Soliciting Your Feedback
It's quite certain you'll notice things we haven't thought of. And, there also may be solutions to problems you have that you don't realize we can solve so easily, so give us your feedback. We thrive on your opinions and conversation.
Carter Memorial Church on Wednesday nights at the hours:
We dance every week with only a few exceptions. This year there is one on Ash Wednesday and another on the first Wednesday of December, when Carter Memorial Church uses the hall we dance in for itself.
Wednesday dances cost $8, which covers the cost of the hall, the caller, and the insurance. Children 10 to 15 dance for $3. If you arrive late, just jump into a square and we'll chase you down later for the admission. Square dances at almost all clubs usually cost about $8 per person.
Dress Code (NOT)
Depending on the weather, you may see some of us with square dance ties or dresses, which we do for our simple amusement. But, we are an informal club. Square dancers like to dress up when going to weekend dances with other clubs. But, fancy attire is never required in New England.
But feel free to join the well dressed!
Square Dance Class Curriculum
The square dance class will start by covering the various calls of "Basic and Mainstream" square dancing. You will be introduced to a few moves each week with LOTS of review, so don't be worried about forgetting things. What you learn will be reused for as long as you square dance, (with exciting variation!)
Since later moves depend on knowing earlier moves, please make sure to come every week. If our class is strong, we might finish the program early and even be able to continue into a higher level of dancing called "Plus." Learning Mainstream AND Plus equips an individual to dance in just about every tip with the best dancers at all the square dances and at every square dance convention throughout New England and the world!
If you have Internet access and can read Acrobat PDF (Portable Document Format) data on your computer, you can get online access to the full list of call definitions by going to: http://www.dehnbase.org/sd/callerlab/def.
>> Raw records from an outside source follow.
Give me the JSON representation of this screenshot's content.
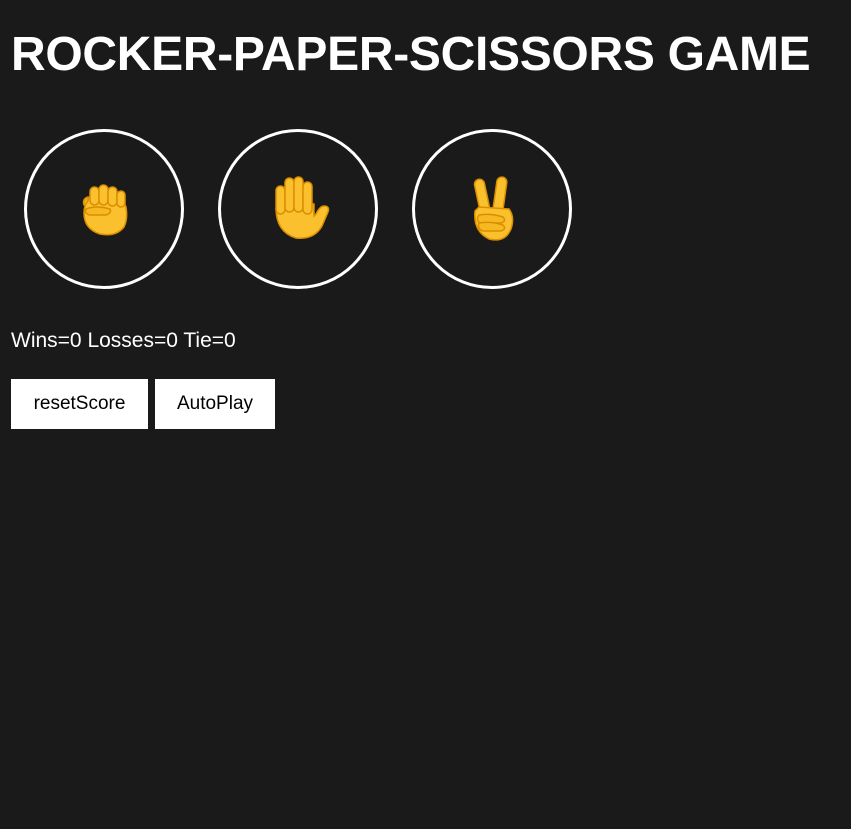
{
  "title": "ROCKER-PAPER-SCISSORS GAME",
  "moves": [
    {
      "name": "rock",
      "icon": "raised-fist-emoji"
    },
    {
      "name": "paper",
      "icon": "raised-hand-emoji"
    },
    {
      "name": "scissors",
      "icon": "victory-hand-emoji"
    }
  ],
  "score": {
    "text": "Wins=0 Losses=0 Tie=0",
    "wins": 0,
    "losses": 0,
    "ties": 0
  },
  "controls": {
    "reset_label": "resetScore",
    "autoplay_label": "AutoPlay"
  },
  "colors": {
    "background": "#1a1a1a",
    "foreground": "#ffffff",
    "emoji_skin": "#fbc02d",
    "emoji_shade": "#e0a000"
  }
}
You can see all calls diagrammed in motion beside their definitions by going to the site www.tamtwirlers.org/tamination, clicking on the dance level at the top of the page, and choosing a call from the list. Noreen King, your class coordinator, also has printed lists available for you.
Welcome to square dancing - New Square Dancers!
To see the Class Handbook click here.
To see the Class Schedule click here.
To see the Class Square Dance Calls click here.
To see what Mainstream dancing looks like, (which you'll be
doing)! Check out this Youtube